§ About this task:
Restate the records word for word. Include no pictures.

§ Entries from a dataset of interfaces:
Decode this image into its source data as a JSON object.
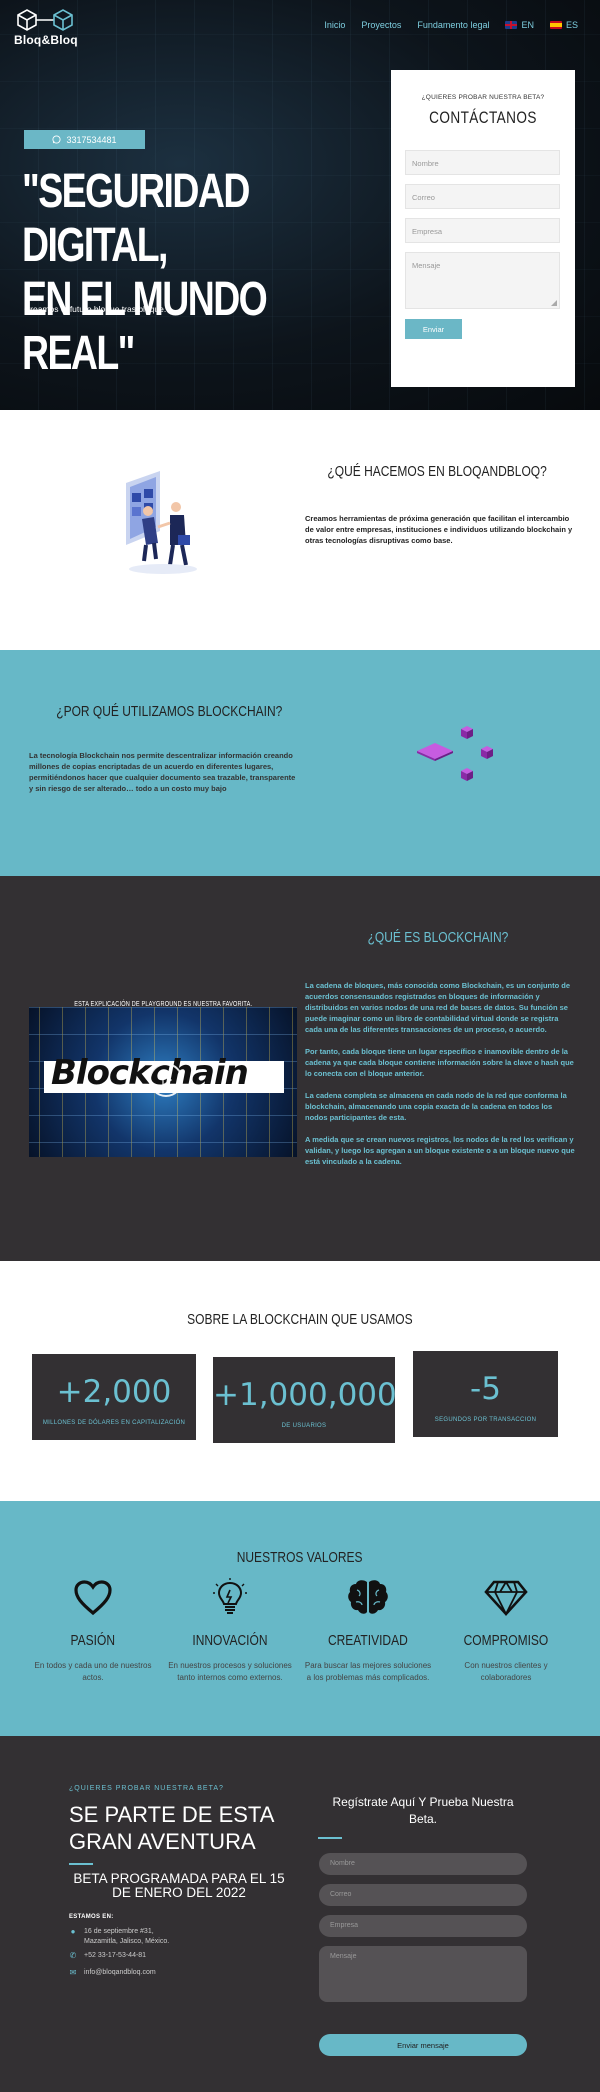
{
  "header": {
    "brand": "Bloq&Bloq",
    "nav": [
      "Inicio",
      "Proyectos",
      "Fundamento legal"
    ],
    "lang_en": "EN",
    "lang_es": "ES"
  },
  "hero": {
    "phone": "3317534481",
    "title_line1": "\"SEGURIDAD DIGITAL,",
    "title_line2": "EN EL MUNDO REAL\"",
    "subtitle": "Creamos el futuro bloque tras bloque."
  },
  "contact": {
    "kicker": "¿QUIERES PROBAR NUESTRA BETA?",
    "title": "CONTÁCTANOS",
    "name_placeholder": "Nombre",
    "email_placeholder": "Correo",
    "company_placeholder": "Empresa",
    "message_placeholder": "Mensaje",
    "submit": "Enviar"
  },
  "whatwedo": {
    "title": "¿QUÉ HACEMOS EN BLOQANDBLOQ?",
    "text": "Creamos herramientas de próxima generación que facilitan el intercambio de valor entre empresas, instituciones e individuos utilizando blockchain y otras tecnologías disruptivas como base."
  },
  "why": {
    "title": "¿POR QUÉ UTILIZAMOS BLOCKCHAIN?",
    "text": "La tecnología Blockchain nos permite descentralizar información creando millones de copias encriptadas de un acuerdo en diferentes lugares, permitiéndonos hacer que cualquier documento sea trazable, transparente y sin riesgo de ser alterado… todo a un costo muy bajo"
  },
  "whatis": {
    "title": "¿QUÉ ES BLOCKCHAIN?",
    "video_caption": "ESTA EXPLICACIÓN DE PLAYGROUND ES NUESTRA FAVORITA.",
    "video_word": "Blockchain",
    "paragraphs": [
      "La cadena de bloques, más conocida como Blockchain, es un conjunto de acuerdos consensuados registrados en bloques de información y distribuidos en varios nodos de una red de bases de datos. Su función se puede imaginar como un libro de contabilidad virtual donde se registra cada una de las diferentes transacciones de un proceso, o acuerdo.",
      "Por tanto, cada bloque tiene un lugar específico e inamovible dentro de la cadena ya que cada bloque contiene información sobre la clave o hash que lo conecta con el bloque anterior.",
      "La cadena completa se almacena en cada nodo de la red que conforma la blockchain, almacenando una copia exacta de la cadena en todos los nodos participantes de esta.",
      "A medida que se crean nuevos registros, los nodos de la red los verifican y validan, y luego los agregan a un bloque existente o a un bloque nuevo que está vinculado a la cadena."
    ]
  },
  "stats": {
    "title": "SOBRE LA BLOCKCHAIN QUE USAMOS",
    "items": [
      {
        "value": "+2,000",
        "label": "MILLONES DE DÓLARES EN CAPITALIZACIÓN"
      },
      {
        "value": "+1,000,000",
        "label": "DE USUARIOS"
      },
      {
        "value": "-5",
        "label": "SEGUNDOS POR TRANSACCION"
      }
    ]
  },
  "values": {
    "title": "NUESTROS VALORES",
    "items": [
      {
        "name": "PASIÓN",
        "icon": "heart-icon",
        "text": "En todos y cada uno de nuestros actos."
      },
      {
        "name": "INNOVACIÓN",
        "icon": "lightbulb-icon",
        "text": "En nuestros procesos y soluciones tanto internos como externos."
      },
      {
        "name": "CREATIVIDAD",
        "icon": "brain-icon",
        "text": "Para buscar las mejores soluciones a los problemas más complicados."
      },
      {
        "name": "COMPROMISO",
        "icon": "diamond-icon",
        "text": "Con nuestros clientes y colaboradores"
      }
    ]
  },
  "beta": {
    "kicker": "¿QUIERES PROBAR NUESTRA BETA?",
    "headline": "SE PARTE DE ESTA GRAN AVENTURA",
    "launch": "BETA PROGRAMADA PARA EL 15 DE ENERO DEL 2022",
    "location_heading": "ESTAMOS EN:",
    "address": "16 de septiembre #31, Mazamitla, Jalisco, México.",
    "phone": "+52 33-17-53-44-81",
    "email": "info@bloqandbloq.com",
    "form_title": "Regístrate Aquí Y Prueba Nuestra Beta.",
    "name_placeholder": "Nombre",
    "email_placeholder": "Correo",
    "company_placeholder": "Empresa",
    "message_placeholder": "Mensaje",
    "submit": "Enviar mensaje"
  },
  "colors": {
    "accent": "#67b8c7",
    "dark": "#333033",
    "cube_purple": "#a43ecf"
  }
}
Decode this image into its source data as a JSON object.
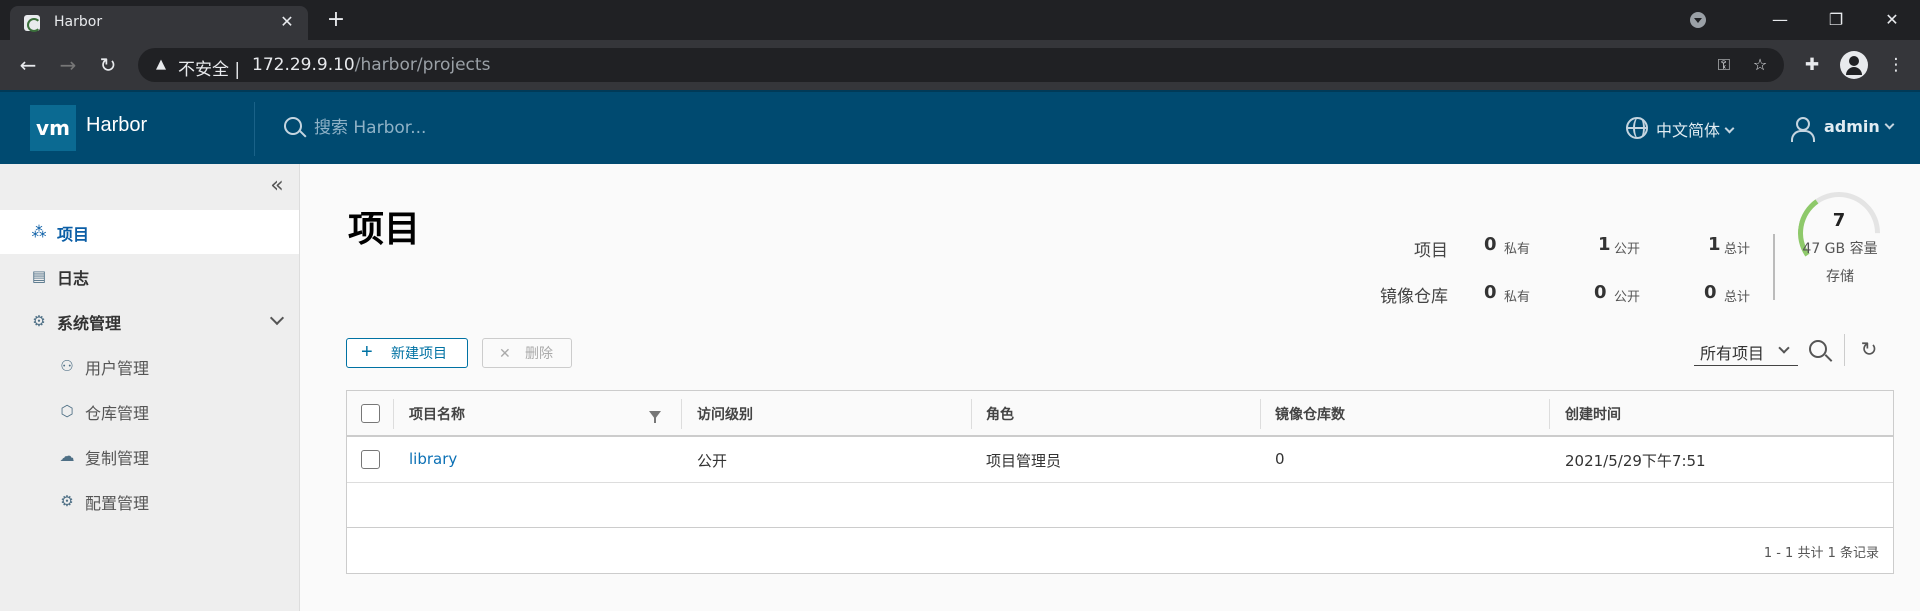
{
  "browser": {
    "tab_title": "Harbor",
    "address_insecure": "不安全",
    "address_separator": "|",
    "address_host": "172.29.9.10",
    "address_path": "/harbor/projects"
  },
  "header": {
    "logo_text": "vm",
    "brand": "Harbor",
    "search_placeholder": "搜索 Harbor...",
    "language": "中文简体",
    "user": "admin"
  },
  "sidebar": {
    "collapse_glyph": "«",
    "items": [
      {
        "label": "项目",
        "icon": "projects-icon",
        "glyph": "⁂"
      },
      {
        "label": "日志",
        "icon": "logs-icon",
        "glyph": "▤"
      },
      {
        "label": "系统管理",
        "icon": "admin-icon",
        "glyph": "⚙"
      },
      {
        "label": "用户管理",
        "icon": "users-icon",
        "glyph": "⚇"
      },
      {
        "label": "仓库管理",
        "icon": "registries-icon",
        "glyph": "⬡"
      },
      {
        "label": "复制管理",
        "icon": "replications-icon",
        "glyph": "☁"
      },
      {
        "label": "配置管理",
        "icon": "configuration-icon",
        "glyph": "⚙"
      }
    ]
  },
  "main": {
    "title": "项目",
    "stats": {
      "row1_label": "项目",
      "row2_label": "镜像仓库",
      "private_label": "私有",
      "public_label": "公开",
      "total_label": "总计",
      "projects": {
        "private": "0",
        "public": "1",
        "total": "1"
      },
      "repos": {
        "private": "0",
        "public": "0",
        "total": "0"
      }
    },
    "storage": {
      "value": "7",
      "capacity": "47 GB 容量",
      "label": "存储",
      "used_fraction": 0.15,
      "fill_color": "#8ec96a"
    },
    "actions": {
      "new_label": "新建项目",
      "delete_label": "删除",
      "filter_value": "所有项目"
    },
    "grid": {
      "columns": [
        "项目名称",
        "访问级别",
        "角色",
        "镜像仓库数",
        "创建时间"
      ],
      "rows": [
        {
          "name": "library",
          "access": "公开",
          "role": "项目管理员",
          "repo_count": "0",
          "created": "2021/5/29下午7:51"
        }
      ],
      "pagination": "1 - 1 共计 1 条记录"
    }
  }
}
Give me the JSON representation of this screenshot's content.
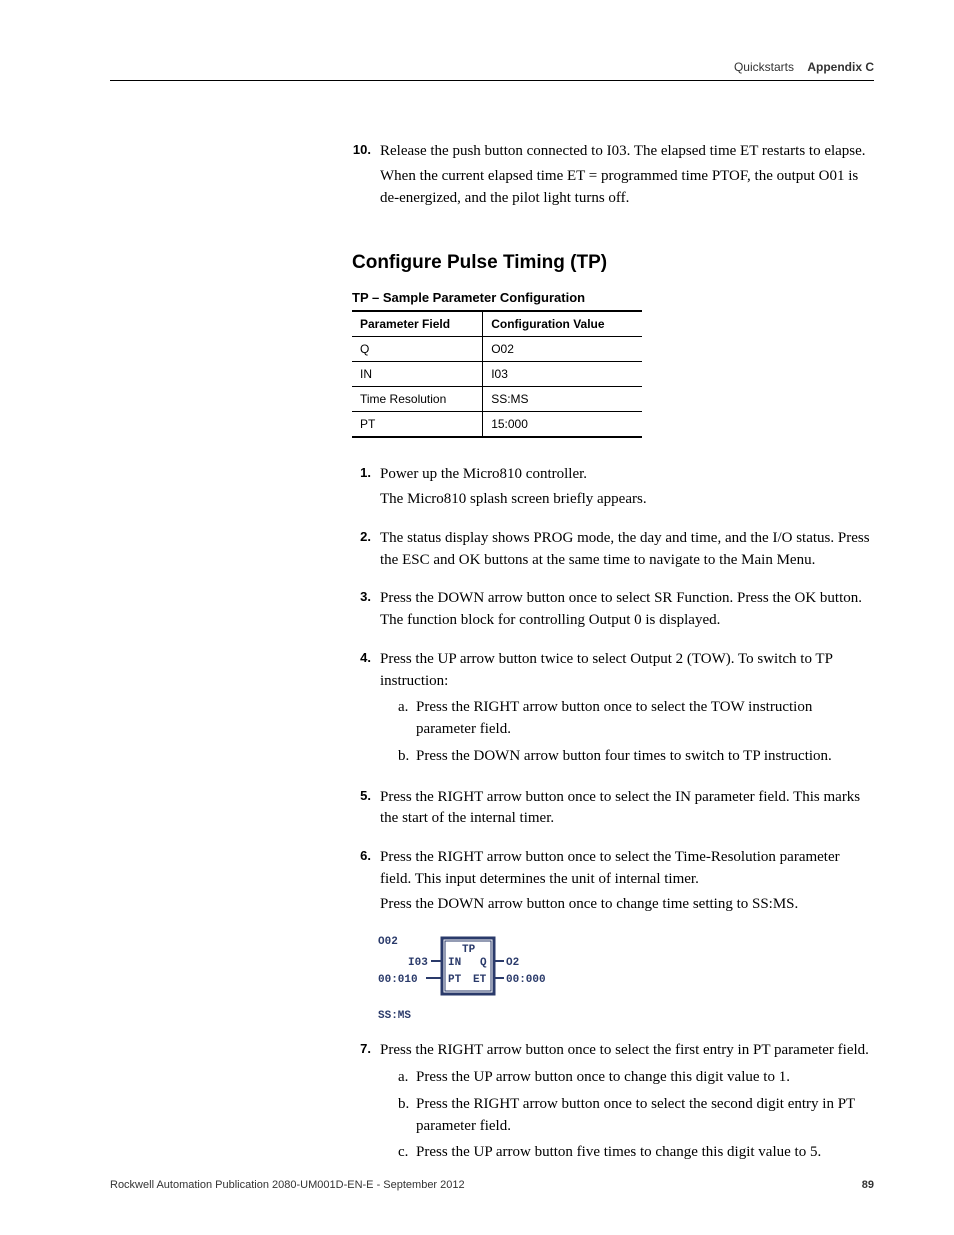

§ Answer for this exercise:
Decode this image into its source data as a JSON object.
{
  "header": {
    "brand": "Bloq&Bloq",
    "nav": [
      "Inicio",
      "Proyectos",
      "Fundamento legal"
    ],
    "lang_en": "EN",
    "lang_es": "ES"
  },
  "hero": {
    "phone": "3317534481",
    "title_line1": "\"SEGURIDAD DIGITAL,",
    "title_line2": "EN EL MUNDO REAL\"",
    "subtitle": "Creamos el futuro bloque tras bloque."
  },
  "contact": {
    "kicker": "¿QUIERES PROBAR NUESTRA BETA?",
    "title": "CONTÁCTANOS",
    "name_placeholder": "Nombre",
    "email_placeholder": "Correo",
    "company_placeholder": "Empresa",
    "message_placeholder": "Mensaje",
    "submit": "Enviar"
  },
  "whatwedo": {
    "title": "¿QUÉ HACEMOS EN BLOQANDBLOQ?",
    "text": "Creamos herramientas de próxima generación que facilitan el intercambio de valor entre empresas, instituciones e individuos utilizando blockchain y otras tecnologías disruptivas como base."
  },
  "why": {
    "title": "¿POR QUÉ UTILIZAMOS BLOCKCHAIN?",
    "text": "La tecnología Blockchain nos permite descentralizar información creando millones de copias encriptadas de un acuerdo en diferentes lugares, permitiéndonos hacer que cualquier documento sea trazable, transparente y sin riesgo de ser alterado… todo a un costo muy bajo"
  },
  "whatis": {
    "title": "¿QUÉ ES BLOCKCHAIN?",
    "video_caption": "ESTA EXPLICACIÓN DE PLAYGROUND ES NUESTRA FAVORITA.",
    "video_word": "Blockchain",
    "paragraphs": [
      "La cadena de bloques, más conocida como Blockchain, es un conjunto de acuerdos consensuados registrados en bloques de información y distribuidos en varios nodos de una red de bases de datos. Su función se puede imaginar como un libro de contabilidad virtual donde se registra cada una de las diferentes transacciones de un proceso, o acuerdo.",
      "Por tanto, cada bloque tiene un lugar específico e inamovible dentro de la cadena ya que cada bloque contiene información sobre la clave o hash que lo conecta con el bloque anterior.",
      "La cadena completa se almacena en cada nodo de la red que conforma la blockchain, almacenando una copia exacta de la cadena en todos los nodos participantes de esta.",
      "A medida que se crean nuevos registros, los nodos de la red los verifican y validan, y luego los agregan a un bloque existente o a un bloque nuevo que está vinculado a la cadena."
    ]
  },
  "stats": {
    "title": "SOBRE LA BLOCKCHAIN QUE USAMOS",
    "items": [
      {
        "value": "+2,000",
        "label": "MILLONES DE DÓLARES EN CAPITALIZACIÓN"
      },
      {
        "value": "+1,000,000",
        "label": "DE USUARIOS"
      },
      {
        "value": "-5",
        "label": "SEGUNDOS POR TRANSACCION"
      }
    ]
  },
  "values": {
    "title": "NUESTROS VALORES",
    "items": [
      {
        "name": "PASIÓN",
        "icon": "heart-icon",
        "text": "En todos y cada uno de nuestros actos."
      },
      {
        "name": "INNOVACIÓN",
        "icon": "lightbulb-icon",
        "text": "En nuestros procesos y soluciones tanto internos como externos."
      },
      {
        "name": "CREATIVIDAD",
        "icon": "brain-icon",
        "text": "Para buscar las mejores soluciones a los problemas más complicados."
      },
      {
        "name": "COMPROMISO",
        "icon": "diamond-icon",
        "text": "Con nuestros clientes y colaboradores"
      }
    ]
  },
  "beta": {
    "kicker": "¿QUIERES PROBAR NUESTRA BETA?",
    "headline": "SE PARTE DE ESTA GRAN AVENTURA",
    "launch": "BETA PROGRAMADA PARA EL 15 DE ENERO DEL 2022",
    "location_heading": "ESTAMOS EN:",
    "address": "16 de septiembre #31, Mazamitla, Jalisco, México.",
    "phone": "+52 33-17-53-44-81",
    "email": "info@bloqandbloq.com",
    "form_title": "Regístrate Aquí Y Prueba Nuestra Beta.",
    "name_placeholder": "Nombre",
    "email_placeholder": "Correo",
    "company_placeholder": "Empresa",
    "message_placeholder": "Mensaje",
    "submit": "Enviar mensaje"
  },
  "colors": {
    "accent": "#67b8c7",
    "dark": "#333033",
    "cube_purple": "#a43ecf"
  }
}
Decode this image into its source data as a JSON object.
{
  "browser": {
    "tab_title": "Harbor",
    "address_insecure": "不安全",
    "address_separator": "|",
    "address_host": "172.29.9.10",
    "address_path": "/harbor/projects"
  },
  "header": {
    "logo_text": "vm",
    "brand": "Harbor",
    "search_placeholder": "搜索 Harbor...",
    "language": "中文简体",
    "user": "admin"
  },
  "sidebar": {
    "collapse_glyph": "«",
    "items": [
      {
        "label": "项目",
        "icon": "projects-icon",
        "glyph": "⁂"
      },
      {
        "label": "日志",
        "icon": "logs-icon",
        "glyph": "▤"
      },
      {
        "label": "系统管理",
        "icon": "admin-icon",
        "glyph": "⚙"
      },
      {
        "label": "用户管理",
        "icon": "users-icon",
        "glyph": "⚇"
      },
      {
        "label": "仓库管理",
        "icon": "registries-icon",
        "glyph": "⬡"
      },
      {
        "label": "复制管理",
        "icon": "replications-icon",
        "glyph": "☁"
      },
      {
        "label": "配置管理",
        "icon": "configuration-icon",
        "glyph": "⚙"
      }
    ]
  },
  "main": {
    "title": "项目",
    "stats": {
      "row1_label": "项目",
      "row2_label": "镜像仓库",
      "private_label": "私有",
      "public_label": "公开",
      "total_label": "总计",
      "projects": {
        "private": "0",
        "public": "1",
        "total": "1"
      },
      "repos": {
        "private": "0",
        "public": "0",
        "total": "0"
      }
    },
    "storage": {
      "value": "7",
      "capacity": "47 GB 容量",
      "label": "存储",
      "used_fraction": 0.15,
      "fill_color": "#8ec96a"
    },
    "actions": {
      "new_label": "新建项目",
      "delete_label": "删除",
      "filter_value": "所有项目"
    },
    "grid": {
      "columns": [
        "项目名称",
        "访问级别",
        "角色",
        "镜像仓库数",
        "创建时间"
      ],
      "rows": [
        {
          "name": "library",
          "access": "公开",
          "role": "项目管理员",
          "repo_count": "0",
          "created": "2021/5/29下午7:51"
        }
      ],
      "pagination": "1 - 1 共计 1 条记录"
    }
  }
}
Give me the JSON representation of this screenshot's content.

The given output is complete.